Aim of the exercise:
Could you please reproduce all the records below exactly, leaving out the images?

Study material: Begin

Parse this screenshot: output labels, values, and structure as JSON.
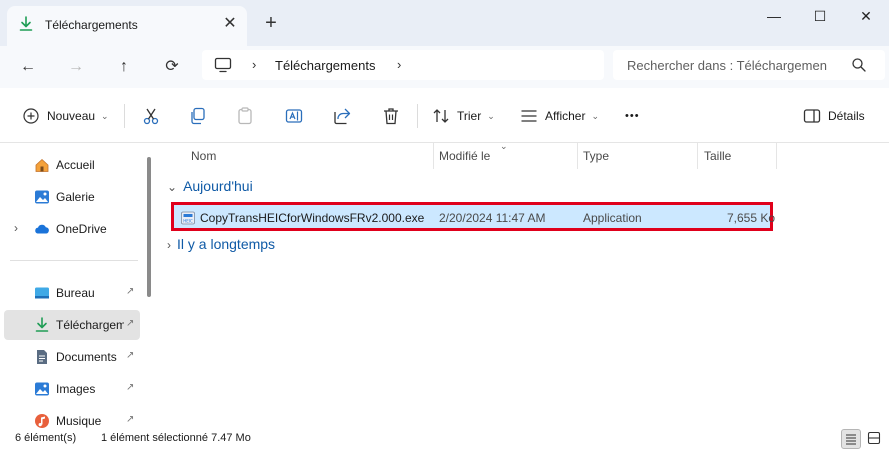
{
  "tab": {
    "title": "Téléchargements",
    "close_glyph": "✕",
    "new_tab_glyph": "+"
  },
  "window_controls": {
    "minimize": "—",
    "maximize": "☐",
    "close": "✕"
  },
  "nav": {
    "back_glyph": "←",
    "forward_glyph": "→",
    "up_glyph": "↑",
    "refresh_glyph": "⟳",
    "breadcrumb": "Téléchargements",
    "breadcrumb_chevron": "›",
    "search_placeholder": "Rechercher dans : Téléchargemen"
  },
  "commands": {
    "new": "Nouveau",
    "sort": "Trier",
    "view": "Afficher",
    "more": "•••",
    "details": "Détails",
    "dropdown_glyph": "⌄"
  },
  "sidebar": {
    "items": [
      {
        "label": "Accueil",
        "icon": "home-icon"
      },
      {
        "label": "Galerie",
        "icon": "gallery-icon"
      },
      {
        "label": "OneDrive",
        "icon": "onedrive-icon"
      },
      {
        "label": "Bureau",
        "icon": "desktop-icon"
      },
      {
        "label": "Téléchargem",
        "icon": "download-icon"
      },
      {
        "label": "Documents",
        "icon": "documents-icon"
      },
      {
        "label": "Images",
        "icon": "images-icon"
      },
      {
        "label": "Musique",
        "icon": "music-icon"
      }
    ],
    "pin_glyph": "📌",
    "expand_glyph": "›"
  },
  "columns": {
    "name": "Nom",
    "modified": "Modifié le",
    "type": "Type",
    "size": "Taille"
  },
  "groups": {
    "today": "Aujourd'hui",
    "long_ago": "Il y a longtemps",
    "expanded_glyph": "⌄",
    "collapsed_glyph": "›"
  },
  "file": {
    "name": "CopyTransHEICforWindowsFRv2.000.exe",
    "modified": "2/20/2024 11:47 AM",
    "type": "Application",
    "size": "7,655 Ko"
  },
  "status": {
    "count": "6 élément(s)",
    "selection": "1 élément sélectionné  7.47 Mo"
  },
  "colors": {
    "accent": "#0f5aa6",
    "selection": "#cce8ff",
    "highlight_border": "#e0001b",
    "download_green": "#1f9d55"
  }
}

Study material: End

Solution for this task:
Parse this screenshot: output labels, values, and structure as JSON.
{
  "tab": {
    "title": "Téléchargements",
    "close_glyph": "✕",
    "new_tab_glyph": "+"
  },
  "window_controls": {
    "minimize": "—",
    "maximize": "☐",
    "close": "✕"
  },
  "nav": {
    "back_glyph": "←",
    "forward_glyph": "→",
    "up_glyph": "↑",
    "refresh_glyph": "⟳",
    "breadcrumb": "Téléchargements",
    "breadcrumb_chevron": "›",
    "search_placeholder": "Rechercher dans : Téléchargemen"
  },
  "commands": {
    "new": "Nouveau",
    "sort": "Trier",
    "view": "Afficher",
    "more": "•••",
    "details": "Détails",
    "dropdown_glyph": "⌄"
  },
  "sidebar": {
    "items": [
      {
        "label": "Accueil",
        "icon": "home-icon"
      },
      {
        "label": "Galerie",
        "icon": "gallery-icon"
      },
      {
        "label": "OneDrive",
        "icon": "onedrive-icon"
      },
      {
        "label": "Bureau",
        "icon": "desktop-icon"
      },
      {
        "label": "Téléchargem",
        "icon": "download-icon"
      },
      {
        "label": "Documents",
        "icon": "documents-icon"
      },
      {
        "label": "Images",
        "icon": "images-icon"
      },
      {
        "label": "Musique",
        "icon": "music-icon"
      }
    ],
    "pin_glyph": "📌",
    "expand_glyph": "›"
  },
  "columns": {
    "name": "Nom",
    "modified": "Modifié le",
    "type": "Type",
    "size": "Taille"
  },
  "groups": {
    "today": "Aujourd'hui",
    "long_ago": "Il y a longtemps",
    "expanded_glyph": "⌄",
    "collapsed_glyph": "›"
  },
  "file": {
    "name": "CopyTransHEICforWindowsFRv2.000.exe",
    "modified": "2/20/2024 11:47 AM",
    "type": "Application",
    "size": "7,655 Ko"
  },
  "status": {
    "count": "6 élément(s)",
    "selection": "1 élément sélectionné  7.47 Mo"
  },
  "colors": {
    "accent": "#0f5aa6",
    "selection": "#cce8ff",
    "highlight_border": "#e0001b",
    "download_green": "#1f9d55"
  }
}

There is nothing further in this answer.